Sex, Drugs and the Middle Urinal

Photo courtesy Wiki Commons.

Photo courtesy Wiki Commons.

Xander Adkins, Staff Reporter

Fifteen minutes into the lunch period was when it hit me. I immediately got up from my plastic stool and walked to the exit as fast as my bladder would allow me. Slosh-slosh-slosh. Halfway through my trek across the cafeteria, I started wondering why I drank both of the bottles of water in my backpack. Slosh-slosh-slosh. Each step I took felt like it might just be my last. Slosh-slosh-slosh.

 I finally made it to the exit and gave my ID to the security guard at the door. 

“Where ya heading?” he asked. 

I gave him one look, and he understood. The sheer amount of desperation in my eyes said more than any explanation could.

 I didn’t even care anymore. I ran through the doorway and down the hall, pushing my bladder to its limit. SLOSH-SLOSH-SLOSH. I’d never been so happy to see a no-necked stick figure on a sign before. I ran into the restroom, overjoyed that my journey had finally come to a close, when I saw it.

 The stalls were full. There were three urinals in the restroom, the left and right ones occupied, with a line of three people waiting for them to finish. 

No sane man would throw away his dignity by using the middle one, but in that moment I was as sane as I was thirsty. I took my first steps toward the beautifully unused public toilet, which smelled of fresh urinal cakes and shone like the morning sun. My peers watched with awe in their eyes as I took the last steps of my adventure, and the sloshing finally stopped.

When it comes to awkward situations, I think most men agree that the fabled “middle urinal” is up there as one of the worst. 

Not only are you doing your business sandwiched between two other gentlemen who wish you hadn’t joined the party, but having someone you know right next to you makes the experience prime for uncomfortable small talk.

Most of the time conversation topics stay pretty surface level, which makes sense. If a stranger started asking me about the meaning of life while we were squished together using a public toilet, I’d assume he had just broken out of an insane asylum.

Even without mentioning the fact that tall people are one hundred times more terrifying when using a urinal next to them, it’s easy to see why the current layout isn’t preferable.

“[It’s] just the awkwardness factor,” history teacher and urinal enthusiast Patrick Weber said. “You don’t want to be shoulder-to-shoulder in the bathroom.
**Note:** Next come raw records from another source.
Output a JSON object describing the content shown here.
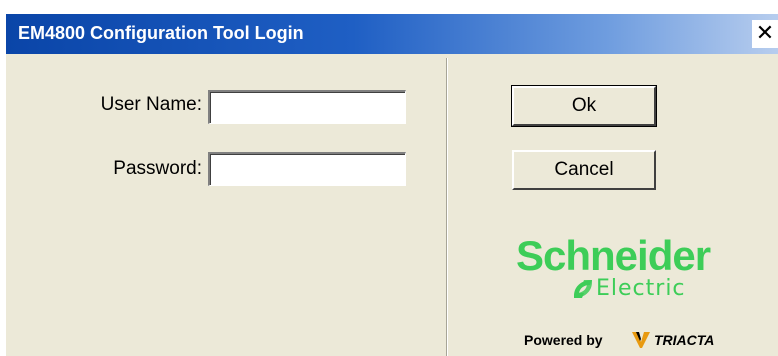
{
  "window": {
    "title": "EM4800 Configuration Tool Login",
    "close_glyph": "✕"
  },
  "form": {
    "username_label": "User Name:",
    "username_value": "",
    "password_label": "Password:",
    "password_value": ""
  },
  "buttons": {
    "ok": "Ok",
    "cancel": "Cancel"
  },
  "branding": {
    "logo_word": "Schneider",
    "logo_sub": "Electric",
    "powered_by": "Powered by",
    "partner": "TRIACTA",
    "logo_color": "#3dcd58"
  },
  "colors": {
    "titlebar_start": "#0a45a8",
    "dialog_bg": "#ece9d8"
  }
}
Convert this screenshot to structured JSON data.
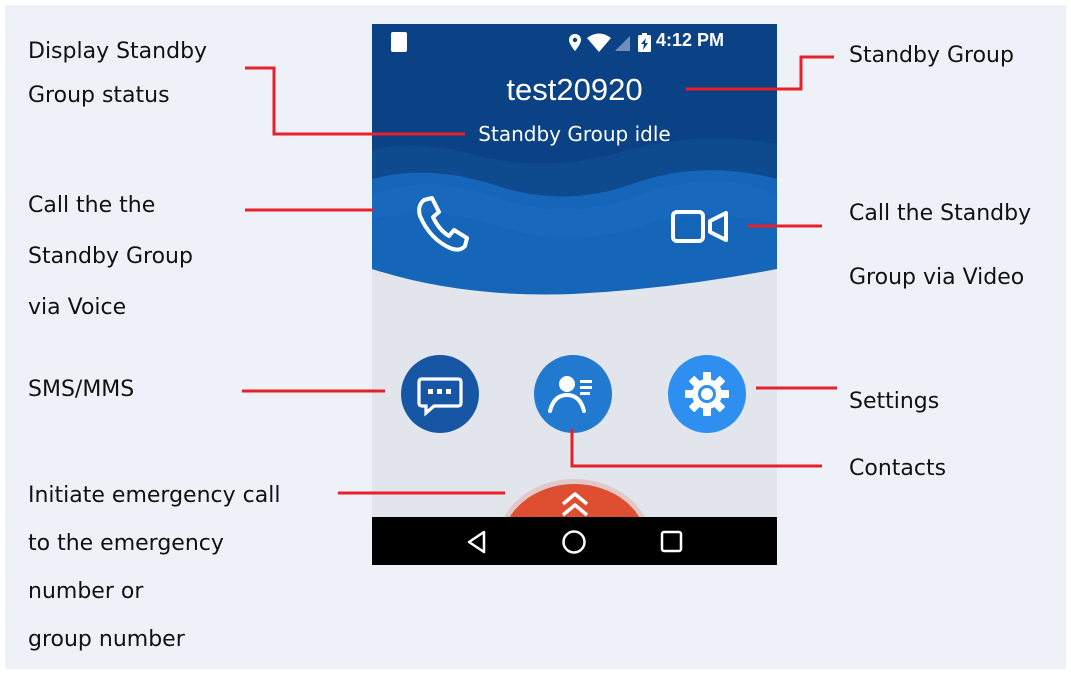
{
  "phone": {
    "status_bar": {
      "time": "4:12 PM"
    },
    "group_name": "test20920",
    "group_status": "Standby Group idle"
  },
  "callouts": {
    "display_status": [
      "Display Standby",
      "Group status"
    ],
    "call_voice": [
      "Call the the",
      "Standby Group",
      "via Voice"
    ],
    "sms": "SMS/MMS",
    "emergency": [
      "Initiate emergency call",
      "to the emergency",
      "number or",
      "group number"
    ],
    "standby_group": "Standby Group",
    "call_video": [
      "Call the Standby",
      "Group via Video"
    ],
    "settings": "Settings",
    "contacts": "Contacts"
  },
  "colors": {
    "leader_line": "#e8202a",
    "header_blue": "#0e4f96",
    "wave_blue": "#1565b8",
    "sms_button": "#1656a4",
    "contacts_button": "#2279d0",
    "settings_button": "#2f8ff0",
    "emergency_button": "#de4e30",
    "nav_bar": "#000000",
    "background": "#eef2f8"
  }
}
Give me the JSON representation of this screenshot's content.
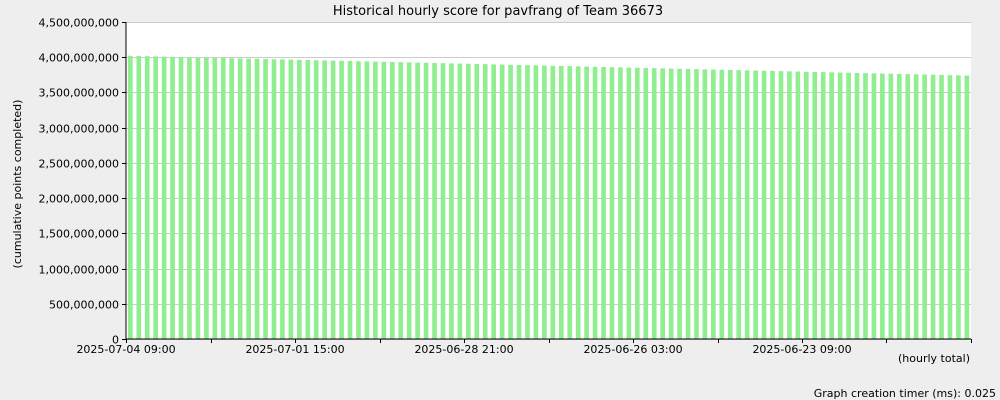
{
  "chart_data": {
    "type": "bar",
    "title": "Historical hourly score for pavfrang of Team 36673",
    "ylabel": "(cumulative points completed)",
    "xlabel": "(hourly total)",
    "ylim": [
      0,
      4500000000
    ],
    "y_ticks": [
      0,
      500000000,
      1000000000,
      1500000000,
      2000000000,
      2500000000,
      3000000000,
      3500000000,
      4000000000,
      4500000000
    ],
    "y_tick_labels": [
      "0",
      "500,000,000",
      "1,000,000,000",
      "1,500,000,000",
      "2,000,000,000",
      "2,500,000,000",
      "3,000,000,000",
      "3,500,000,000",
      "4,000,000,000",
      "4,500,000,000"
    ],
    "x_tick_labels": [
      "2025-07-04 09:00",
      "2025-07-01 15:00",
      "2025-06-28 21:00",
      "2025-06-26 03:00",
      "2025-06-23 09:00"
    ],
    "bar_color": "#90ee90",
    "grid": true,
    "values_first": 4020000000,
    "values_last": 3740000000,
    "bar_count": 100
  },
  "footer": {
    "timer_text": "Graph creation timer (ms): 0.025"
  }
}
That’s not really ideal.”

Most people seem to agree with Weber’s logic, as only 28.9 percent of Prospect boys use the middle urinal when there are people on the sides, according to a KnightMedia survey of 76 male students. 

Urinals are designed with efficiency and space conservation in mind, but neither of those goals are being accomplished when one-third of them aren’t being used by the majority of men.
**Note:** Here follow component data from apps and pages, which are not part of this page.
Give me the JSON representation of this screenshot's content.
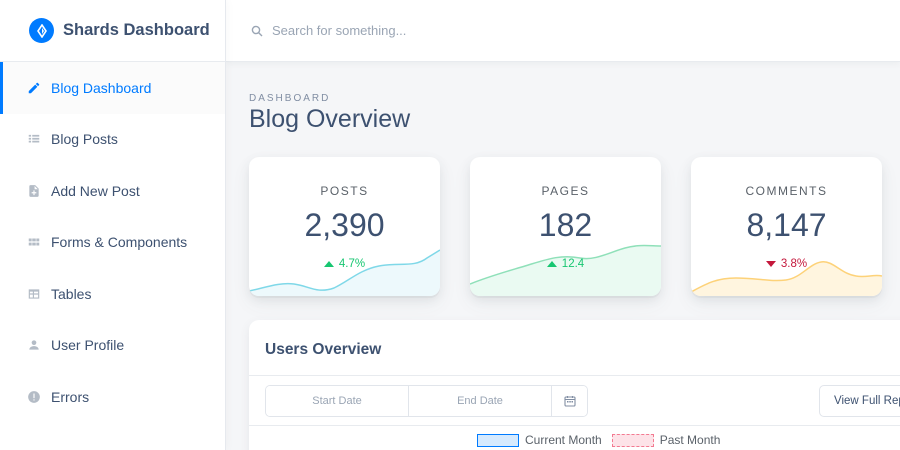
{
  "brand": {
    "name": "Shards Dashboard",
    "accent": "#007bff"
  },
  "sidebar": {
    "items": [
      {
        "label": "Blog Dashboard",
        "icon": "pencil-icon",
        "active": true
      },
      {
        "label": "Blog Posts",
        "icon": "list-icon"
      },
      {
        "label": "Add New Post",
        "icon": "note-add-icon"
      },
      {
        "label": "Forms & Components",
        "icon": "view-module-icon"
      },
      {
        "label": "Tables",
        "icon": "table-icon"
      },
      {
        "label": "User Profile",
        "icon": "person-icon"
      },
      {
        "label": "Errors",
        "icon": "error-icon"
      }
    ]
  },
  "search": {
    "placeholder": "Search for something..."
  },
  "page": {
    "subtitle": "DASHBOARD",
    "title": "Blog Overview"
  },
  "stats": [
    {
      "label": "POSTS",
      "value": "2,390",
      "change": "4.7%",
      "trend": "up",
      "color": "#00b8d8"
    },
    {
      "label": "PAGES",
      "value": "182",
      "change": "12.4",
      "trend": "up",
      "color": "#17c671"
    },
    {
      "label": "COMMENTS",
      "value": "8,147",
      "change": "3.8%",
      "trend": "down",
      "color": "#ffb400"
    }
  ],
  "users_overview": {
    "title": "Users Overview",
    "start_date_placeholder": "Start Date",
    "end_date_placeholder": "End Date",
    "report_button": "View Full Report",
    "legend": {
      "current": "Current Month",
      "past": "Past Month"
    }
  },
  "colors": {
    "up": "#17c671",
    "down": "#c4183c",
    "text": "#3d5170"
  }
}
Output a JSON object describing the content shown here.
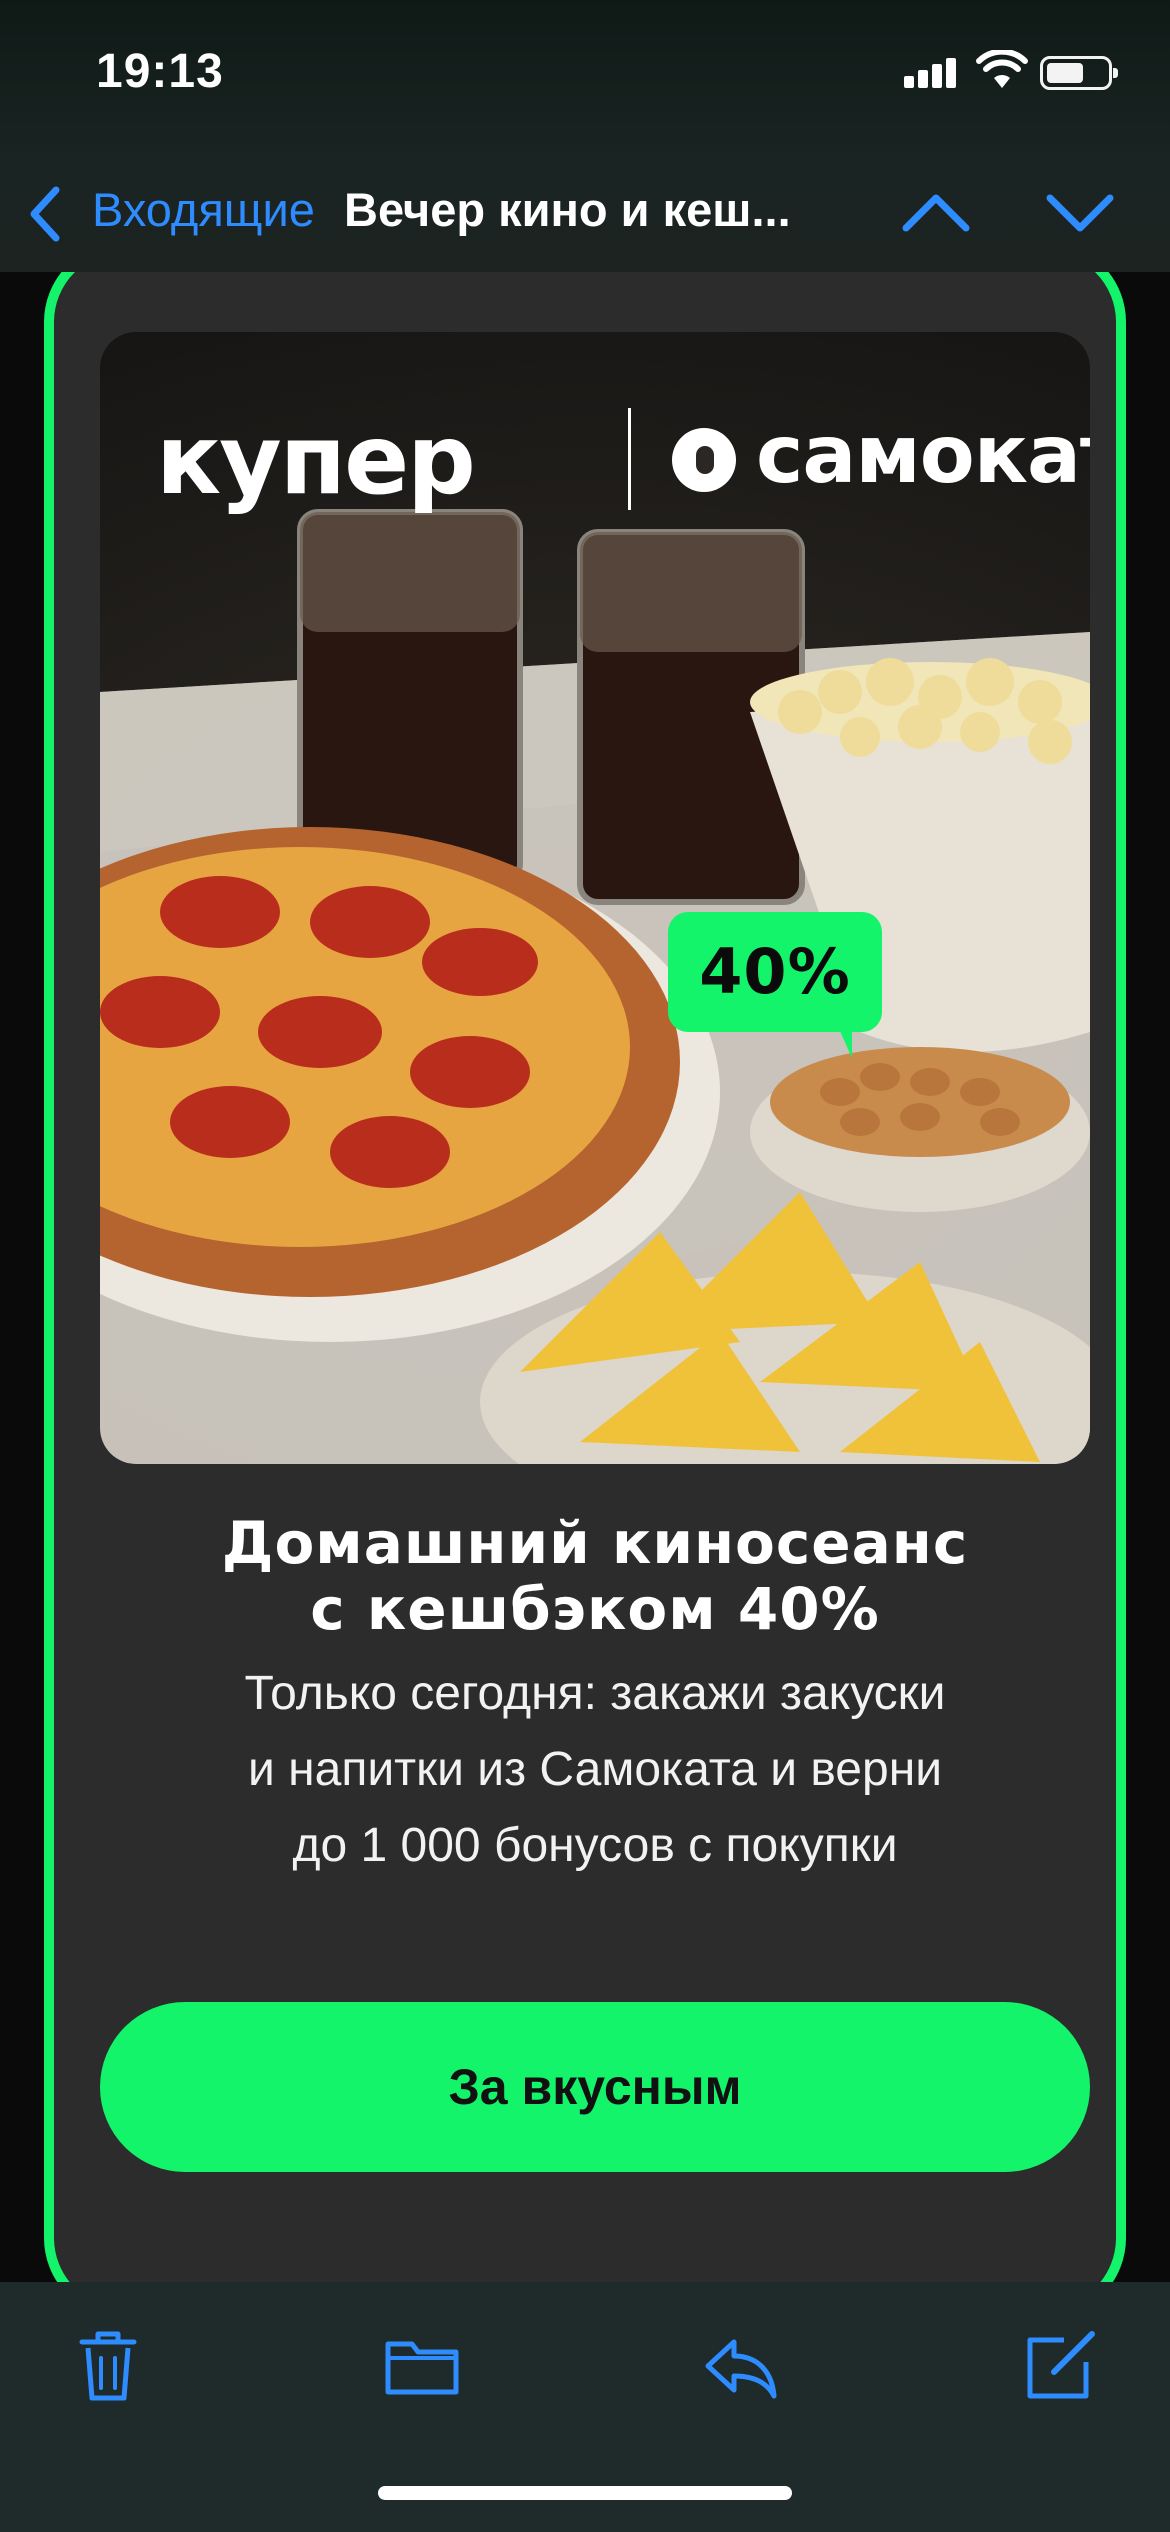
{
  "status_bar": {
    "time": "19:13"
  },
  "nav": {
    "back_label": "Входящие",
    "title": "Вечер кино и кеш...",
    "up_icon": "chevron-up-icon",
    "down_icon": "chevron-down-icon"
  },
  "email": {
    "brand_left": "купер",
    "brand_right": "самокат",
    "badge": "40%",
    "headline_line1": "Домашний киносеанс",
    "headline_line2": "с кешбэком 40%",
    "body_line1": "Только сегодня: закажи закуски",
    "body_line2": "и напитки из Самоката и верни",
    "body_line3": "до 1 000 бонусов с покупки",
    "cta": "За вкусным",
    "accent_color": "#13f46a"
  },
  "toolbar": {
    "items": [
      "trash-icon",
      "folder-icon",
      "reply-icon",
      "compose-icon"
    ],
    "icon_color": "#2f8cff"
  }
}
This, combined with the overall general distaste for the middle urinal, makes me wonder, though; should we even have a middle urinal in the first place?

Now, look, I know. You can’t just get rid of the middle urinal. Most bathrooms have more than three urinals, and even if there are an even amount of urinals in the restroom (meaning there technically isn’t even a middle one), that just means two urinals are going to be unused rather than one.

But the middle urinal conundrum (or “unspoken urinal rule” as others have dubbed it) is an inarguable issue, no matter how stupid it sounds.

It’s a weird topic that many people have brought up, specifically on social media, although most of the time they’re only poking fun at the idea rather than actually thinking of a solution.

I’m shocked people aren’t taking this seriously.

It’s easy to think that getting rid of urinals altogether would be the solution. Regular toilets work just fine, and having a small room to yourself laughs in the face of whatever privacy the two-foot dividers between urinals have, if even that.

But for those who want a more creative solution, ‘urine’ luck. A huge change in urinal design, even if it seems like a Herculean task, would be completely warranted, especially with urinals for females becoming more popular. SheWee, a company that makes a plethora of female urination devices, claims to sell one of their products every three minutes.

 It’s nice to know that someday everyone, no matter their anatomy, will be able to share the immense hatred we men have toward the 28.9 percent that want to watch the world burn.

It’s not like women don’t know about men’s bathroom woes, as 71.5 percent of female Prospect students have heard of the “Unspoken Urinal Rule,” and a surprising 58.3% actually agree with it, according to a KnightMedia survey of 123 and 103 students.

Despite all my talk, though, it’s unlikely that a radical change in urinal design will take place anytime soon.

It’s clear that most men don’t mind waiting in a line to use a urinal as long as they aren’t shoulder-to-shoulder once they get there, but that doesn’t mean we should rule out any possible solutions.

The day the middle urinal conundrum is solved will go down in history next to the likes of the discovery of fire and first moon landing. It will most certainly have its own national holiday as well; unlike President’s Day or Labor Day, however, it won’t be appreciated just for giving me a day off school.